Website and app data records
+++

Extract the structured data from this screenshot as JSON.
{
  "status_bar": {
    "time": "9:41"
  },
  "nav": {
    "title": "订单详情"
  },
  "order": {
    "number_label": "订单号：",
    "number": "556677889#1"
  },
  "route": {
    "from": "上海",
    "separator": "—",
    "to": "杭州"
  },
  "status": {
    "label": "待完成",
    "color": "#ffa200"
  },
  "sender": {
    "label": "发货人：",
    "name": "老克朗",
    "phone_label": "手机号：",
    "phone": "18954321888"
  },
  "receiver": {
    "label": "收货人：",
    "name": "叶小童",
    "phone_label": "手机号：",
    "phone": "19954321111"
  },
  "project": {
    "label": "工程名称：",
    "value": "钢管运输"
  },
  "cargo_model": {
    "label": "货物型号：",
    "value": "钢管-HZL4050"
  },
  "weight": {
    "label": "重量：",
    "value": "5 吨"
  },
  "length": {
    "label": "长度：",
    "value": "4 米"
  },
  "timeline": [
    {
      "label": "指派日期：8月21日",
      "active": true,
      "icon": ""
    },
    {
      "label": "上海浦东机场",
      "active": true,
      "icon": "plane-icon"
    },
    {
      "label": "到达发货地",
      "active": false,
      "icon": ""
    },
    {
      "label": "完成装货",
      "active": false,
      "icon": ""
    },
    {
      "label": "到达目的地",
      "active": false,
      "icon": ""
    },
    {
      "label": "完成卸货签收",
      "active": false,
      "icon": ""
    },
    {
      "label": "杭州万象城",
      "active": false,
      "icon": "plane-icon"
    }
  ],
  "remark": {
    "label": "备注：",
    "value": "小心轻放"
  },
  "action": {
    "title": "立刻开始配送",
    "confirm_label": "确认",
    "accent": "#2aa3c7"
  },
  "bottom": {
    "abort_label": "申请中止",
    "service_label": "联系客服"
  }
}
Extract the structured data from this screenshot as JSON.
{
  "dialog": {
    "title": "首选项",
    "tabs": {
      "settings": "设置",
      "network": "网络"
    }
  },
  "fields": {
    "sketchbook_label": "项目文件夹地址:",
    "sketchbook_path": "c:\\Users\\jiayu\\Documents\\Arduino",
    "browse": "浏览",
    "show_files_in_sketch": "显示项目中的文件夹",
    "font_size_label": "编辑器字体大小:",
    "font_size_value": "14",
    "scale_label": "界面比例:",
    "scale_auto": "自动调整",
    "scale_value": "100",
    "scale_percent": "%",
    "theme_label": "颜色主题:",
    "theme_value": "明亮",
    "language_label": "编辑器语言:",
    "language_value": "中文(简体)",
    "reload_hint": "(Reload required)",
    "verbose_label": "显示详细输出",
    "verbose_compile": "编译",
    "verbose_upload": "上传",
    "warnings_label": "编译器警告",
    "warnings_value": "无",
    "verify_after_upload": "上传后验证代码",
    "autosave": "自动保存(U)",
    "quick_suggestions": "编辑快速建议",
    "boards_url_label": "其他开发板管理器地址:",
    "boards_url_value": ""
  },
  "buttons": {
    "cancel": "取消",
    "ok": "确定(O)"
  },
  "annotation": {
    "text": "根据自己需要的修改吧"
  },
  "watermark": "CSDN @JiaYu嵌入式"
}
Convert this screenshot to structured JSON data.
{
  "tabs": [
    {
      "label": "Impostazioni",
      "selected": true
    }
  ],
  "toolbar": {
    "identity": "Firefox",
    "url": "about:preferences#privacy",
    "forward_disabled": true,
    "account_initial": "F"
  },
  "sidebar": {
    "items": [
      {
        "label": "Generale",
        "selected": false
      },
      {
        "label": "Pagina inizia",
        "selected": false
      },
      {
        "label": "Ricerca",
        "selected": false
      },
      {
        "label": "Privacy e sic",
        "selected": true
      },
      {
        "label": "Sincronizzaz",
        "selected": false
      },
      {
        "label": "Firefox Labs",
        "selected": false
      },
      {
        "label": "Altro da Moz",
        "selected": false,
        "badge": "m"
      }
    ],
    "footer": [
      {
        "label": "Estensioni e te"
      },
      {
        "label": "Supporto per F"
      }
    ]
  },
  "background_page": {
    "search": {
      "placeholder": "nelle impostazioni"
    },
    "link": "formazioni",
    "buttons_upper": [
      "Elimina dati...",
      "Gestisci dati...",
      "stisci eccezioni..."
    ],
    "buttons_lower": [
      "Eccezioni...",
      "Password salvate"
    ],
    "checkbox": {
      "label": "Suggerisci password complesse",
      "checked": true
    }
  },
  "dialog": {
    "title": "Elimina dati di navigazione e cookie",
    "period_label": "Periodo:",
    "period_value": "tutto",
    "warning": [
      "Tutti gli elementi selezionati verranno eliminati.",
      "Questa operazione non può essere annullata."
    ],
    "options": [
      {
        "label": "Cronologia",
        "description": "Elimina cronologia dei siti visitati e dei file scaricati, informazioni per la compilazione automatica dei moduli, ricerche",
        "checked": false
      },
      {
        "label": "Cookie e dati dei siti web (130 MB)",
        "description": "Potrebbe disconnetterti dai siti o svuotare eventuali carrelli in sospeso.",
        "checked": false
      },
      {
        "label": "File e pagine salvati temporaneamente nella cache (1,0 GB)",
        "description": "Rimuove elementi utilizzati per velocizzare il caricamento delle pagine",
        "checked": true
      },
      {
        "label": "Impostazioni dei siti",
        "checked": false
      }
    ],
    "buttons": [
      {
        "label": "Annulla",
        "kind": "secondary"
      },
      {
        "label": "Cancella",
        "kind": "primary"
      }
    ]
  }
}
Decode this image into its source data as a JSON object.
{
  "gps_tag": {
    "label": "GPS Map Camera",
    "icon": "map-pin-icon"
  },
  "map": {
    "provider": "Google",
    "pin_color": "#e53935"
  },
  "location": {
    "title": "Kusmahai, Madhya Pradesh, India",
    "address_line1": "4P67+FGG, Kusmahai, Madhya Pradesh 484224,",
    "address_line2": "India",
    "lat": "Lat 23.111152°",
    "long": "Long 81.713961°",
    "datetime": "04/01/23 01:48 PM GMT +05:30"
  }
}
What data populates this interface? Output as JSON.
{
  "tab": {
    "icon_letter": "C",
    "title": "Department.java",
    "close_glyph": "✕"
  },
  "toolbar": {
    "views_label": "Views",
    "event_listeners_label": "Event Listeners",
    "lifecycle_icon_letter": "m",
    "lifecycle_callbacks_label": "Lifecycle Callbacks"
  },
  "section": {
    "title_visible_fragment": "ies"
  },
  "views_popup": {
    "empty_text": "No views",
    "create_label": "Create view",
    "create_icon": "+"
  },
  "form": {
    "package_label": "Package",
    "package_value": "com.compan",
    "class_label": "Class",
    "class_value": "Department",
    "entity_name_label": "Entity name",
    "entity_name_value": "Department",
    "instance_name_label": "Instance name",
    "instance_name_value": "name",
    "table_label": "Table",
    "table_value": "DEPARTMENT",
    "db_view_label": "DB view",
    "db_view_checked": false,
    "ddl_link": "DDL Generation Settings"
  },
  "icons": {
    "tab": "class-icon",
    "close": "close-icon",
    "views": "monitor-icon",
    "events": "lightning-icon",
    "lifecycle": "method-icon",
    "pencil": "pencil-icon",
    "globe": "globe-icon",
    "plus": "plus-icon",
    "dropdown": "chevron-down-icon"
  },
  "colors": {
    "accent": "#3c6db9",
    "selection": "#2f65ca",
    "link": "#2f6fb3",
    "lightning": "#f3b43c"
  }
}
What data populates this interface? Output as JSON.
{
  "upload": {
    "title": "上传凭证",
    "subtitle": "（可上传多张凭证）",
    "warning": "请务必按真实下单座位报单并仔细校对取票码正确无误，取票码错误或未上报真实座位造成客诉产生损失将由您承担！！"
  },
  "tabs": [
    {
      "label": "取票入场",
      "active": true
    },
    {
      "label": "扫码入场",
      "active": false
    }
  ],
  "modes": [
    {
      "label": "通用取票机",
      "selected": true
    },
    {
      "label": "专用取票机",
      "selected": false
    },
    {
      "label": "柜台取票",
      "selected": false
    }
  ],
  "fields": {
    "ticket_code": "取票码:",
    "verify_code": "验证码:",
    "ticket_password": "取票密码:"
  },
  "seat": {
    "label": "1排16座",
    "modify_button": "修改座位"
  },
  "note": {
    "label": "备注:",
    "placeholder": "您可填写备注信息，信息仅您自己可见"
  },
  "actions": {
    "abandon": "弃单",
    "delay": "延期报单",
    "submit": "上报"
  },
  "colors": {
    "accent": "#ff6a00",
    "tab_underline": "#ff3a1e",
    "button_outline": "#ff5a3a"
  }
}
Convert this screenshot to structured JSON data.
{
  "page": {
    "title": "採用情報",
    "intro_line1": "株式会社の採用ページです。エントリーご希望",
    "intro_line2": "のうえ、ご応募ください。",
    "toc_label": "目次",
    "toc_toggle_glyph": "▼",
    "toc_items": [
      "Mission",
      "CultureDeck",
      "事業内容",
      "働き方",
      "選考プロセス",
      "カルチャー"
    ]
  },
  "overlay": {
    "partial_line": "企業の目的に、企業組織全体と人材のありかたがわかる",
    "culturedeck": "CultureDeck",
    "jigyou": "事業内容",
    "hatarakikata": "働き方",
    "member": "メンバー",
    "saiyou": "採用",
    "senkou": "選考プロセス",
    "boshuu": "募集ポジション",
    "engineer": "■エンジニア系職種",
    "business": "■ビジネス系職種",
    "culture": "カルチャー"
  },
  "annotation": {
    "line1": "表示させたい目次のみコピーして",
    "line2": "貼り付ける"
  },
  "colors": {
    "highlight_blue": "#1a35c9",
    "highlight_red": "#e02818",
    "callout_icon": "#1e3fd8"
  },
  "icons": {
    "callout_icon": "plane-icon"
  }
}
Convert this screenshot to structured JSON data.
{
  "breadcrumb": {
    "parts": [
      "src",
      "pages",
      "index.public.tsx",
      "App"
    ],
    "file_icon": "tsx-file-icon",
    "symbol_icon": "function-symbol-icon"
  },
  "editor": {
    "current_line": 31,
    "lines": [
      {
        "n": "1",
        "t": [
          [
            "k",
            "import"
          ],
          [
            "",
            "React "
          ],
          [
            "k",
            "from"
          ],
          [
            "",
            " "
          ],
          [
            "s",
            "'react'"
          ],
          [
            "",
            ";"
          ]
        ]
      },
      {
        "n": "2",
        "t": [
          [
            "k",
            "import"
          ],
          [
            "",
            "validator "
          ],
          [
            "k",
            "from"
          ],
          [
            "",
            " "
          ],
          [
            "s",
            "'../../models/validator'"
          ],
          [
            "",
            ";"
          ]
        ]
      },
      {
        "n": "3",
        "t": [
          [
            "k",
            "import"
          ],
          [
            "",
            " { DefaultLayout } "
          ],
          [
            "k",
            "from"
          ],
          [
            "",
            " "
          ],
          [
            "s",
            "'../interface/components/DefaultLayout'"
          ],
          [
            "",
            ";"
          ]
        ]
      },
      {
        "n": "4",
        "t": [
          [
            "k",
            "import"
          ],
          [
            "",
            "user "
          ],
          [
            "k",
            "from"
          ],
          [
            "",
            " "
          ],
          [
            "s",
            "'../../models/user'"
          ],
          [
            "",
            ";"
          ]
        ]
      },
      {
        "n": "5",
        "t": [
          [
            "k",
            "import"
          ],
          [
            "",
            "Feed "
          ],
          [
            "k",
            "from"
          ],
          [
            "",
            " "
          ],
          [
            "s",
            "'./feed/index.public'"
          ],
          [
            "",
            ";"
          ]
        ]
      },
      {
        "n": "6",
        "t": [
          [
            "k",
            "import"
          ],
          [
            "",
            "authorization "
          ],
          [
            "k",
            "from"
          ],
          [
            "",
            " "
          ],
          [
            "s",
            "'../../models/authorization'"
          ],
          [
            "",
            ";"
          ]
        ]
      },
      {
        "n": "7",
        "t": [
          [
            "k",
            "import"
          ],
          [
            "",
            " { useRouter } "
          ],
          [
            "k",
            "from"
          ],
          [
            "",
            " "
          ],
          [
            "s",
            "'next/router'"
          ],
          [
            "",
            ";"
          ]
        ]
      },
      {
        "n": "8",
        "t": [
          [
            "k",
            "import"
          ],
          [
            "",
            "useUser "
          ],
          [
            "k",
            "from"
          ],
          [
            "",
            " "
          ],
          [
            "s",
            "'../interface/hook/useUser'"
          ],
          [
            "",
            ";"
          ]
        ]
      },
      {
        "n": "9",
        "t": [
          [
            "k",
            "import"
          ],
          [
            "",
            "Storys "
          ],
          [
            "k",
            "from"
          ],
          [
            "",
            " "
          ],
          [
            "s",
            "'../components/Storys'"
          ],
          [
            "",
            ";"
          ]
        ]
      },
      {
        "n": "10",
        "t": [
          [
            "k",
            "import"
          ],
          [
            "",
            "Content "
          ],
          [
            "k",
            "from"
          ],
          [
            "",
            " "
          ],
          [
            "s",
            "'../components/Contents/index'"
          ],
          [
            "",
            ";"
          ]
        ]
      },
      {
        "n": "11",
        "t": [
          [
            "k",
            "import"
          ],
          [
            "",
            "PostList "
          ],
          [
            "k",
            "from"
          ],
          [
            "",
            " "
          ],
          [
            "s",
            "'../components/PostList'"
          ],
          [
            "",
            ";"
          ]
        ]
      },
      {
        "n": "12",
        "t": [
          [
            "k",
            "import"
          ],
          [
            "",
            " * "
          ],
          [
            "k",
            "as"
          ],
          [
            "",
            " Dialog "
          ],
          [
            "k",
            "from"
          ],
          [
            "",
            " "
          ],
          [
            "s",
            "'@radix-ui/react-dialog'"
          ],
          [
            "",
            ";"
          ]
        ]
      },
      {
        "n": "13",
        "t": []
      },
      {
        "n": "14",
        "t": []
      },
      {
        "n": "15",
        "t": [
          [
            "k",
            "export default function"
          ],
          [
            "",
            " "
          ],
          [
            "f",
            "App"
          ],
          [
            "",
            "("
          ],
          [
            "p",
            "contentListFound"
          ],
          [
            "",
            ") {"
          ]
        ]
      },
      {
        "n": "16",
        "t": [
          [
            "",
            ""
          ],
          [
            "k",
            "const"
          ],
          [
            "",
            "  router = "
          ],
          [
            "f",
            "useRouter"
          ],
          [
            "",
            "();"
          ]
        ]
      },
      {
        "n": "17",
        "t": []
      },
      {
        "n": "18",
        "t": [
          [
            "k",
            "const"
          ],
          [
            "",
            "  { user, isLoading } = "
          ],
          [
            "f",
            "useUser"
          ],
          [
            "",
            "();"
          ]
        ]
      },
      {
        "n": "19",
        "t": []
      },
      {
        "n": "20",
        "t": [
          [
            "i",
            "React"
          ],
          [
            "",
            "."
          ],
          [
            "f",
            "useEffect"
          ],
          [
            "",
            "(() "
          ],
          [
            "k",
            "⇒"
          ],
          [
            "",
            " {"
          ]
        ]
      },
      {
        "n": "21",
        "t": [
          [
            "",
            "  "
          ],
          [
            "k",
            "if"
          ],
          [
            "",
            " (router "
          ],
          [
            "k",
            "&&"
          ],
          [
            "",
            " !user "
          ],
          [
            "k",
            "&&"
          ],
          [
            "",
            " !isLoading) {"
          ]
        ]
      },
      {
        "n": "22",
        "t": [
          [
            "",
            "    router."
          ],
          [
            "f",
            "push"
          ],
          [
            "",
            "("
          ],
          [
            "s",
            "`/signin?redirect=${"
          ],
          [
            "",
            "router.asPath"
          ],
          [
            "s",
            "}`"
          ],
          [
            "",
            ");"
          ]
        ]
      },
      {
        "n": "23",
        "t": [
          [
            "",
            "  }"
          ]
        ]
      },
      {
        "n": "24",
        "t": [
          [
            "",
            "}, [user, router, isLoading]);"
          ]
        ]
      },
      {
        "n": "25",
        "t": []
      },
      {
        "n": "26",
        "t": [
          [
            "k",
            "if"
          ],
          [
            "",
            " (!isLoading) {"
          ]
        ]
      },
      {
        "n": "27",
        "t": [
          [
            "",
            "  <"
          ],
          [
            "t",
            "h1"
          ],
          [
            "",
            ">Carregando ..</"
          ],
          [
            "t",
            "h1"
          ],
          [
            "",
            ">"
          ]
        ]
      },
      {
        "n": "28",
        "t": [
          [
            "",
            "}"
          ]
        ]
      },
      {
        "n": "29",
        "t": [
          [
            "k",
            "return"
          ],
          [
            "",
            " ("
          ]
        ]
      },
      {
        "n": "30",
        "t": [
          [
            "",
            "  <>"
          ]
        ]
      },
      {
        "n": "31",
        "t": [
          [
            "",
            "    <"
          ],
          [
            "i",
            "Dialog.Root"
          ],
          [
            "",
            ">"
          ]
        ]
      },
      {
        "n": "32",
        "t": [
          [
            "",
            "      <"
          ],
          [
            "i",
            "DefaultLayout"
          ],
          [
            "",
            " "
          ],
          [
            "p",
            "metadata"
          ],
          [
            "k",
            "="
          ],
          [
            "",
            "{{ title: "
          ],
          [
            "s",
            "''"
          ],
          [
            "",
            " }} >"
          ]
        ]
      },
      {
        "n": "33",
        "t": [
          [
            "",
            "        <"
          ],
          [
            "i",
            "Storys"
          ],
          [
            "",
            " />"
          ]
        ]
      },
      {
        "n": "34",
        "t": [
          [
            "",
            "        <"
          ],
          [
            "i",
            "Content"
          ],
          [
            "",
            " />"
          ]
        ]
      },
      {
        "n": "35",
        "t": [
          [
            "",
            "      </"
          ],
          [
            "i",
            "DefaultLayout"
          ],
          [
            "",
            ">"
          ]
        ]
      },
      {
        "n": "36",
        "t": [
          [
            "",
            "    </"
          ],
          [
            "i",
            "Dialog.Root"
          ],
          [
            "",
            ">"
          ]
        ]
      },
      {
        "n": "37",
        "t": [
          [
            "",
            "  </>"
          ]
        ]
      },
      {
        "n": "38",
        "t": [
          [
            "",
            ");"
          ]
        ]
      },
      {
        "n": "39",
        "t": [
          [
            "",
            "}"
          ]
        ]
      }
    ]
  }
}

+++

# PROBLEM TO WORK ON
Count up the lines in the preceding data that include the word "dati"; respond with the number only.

# EXPECTED OUTPUT
4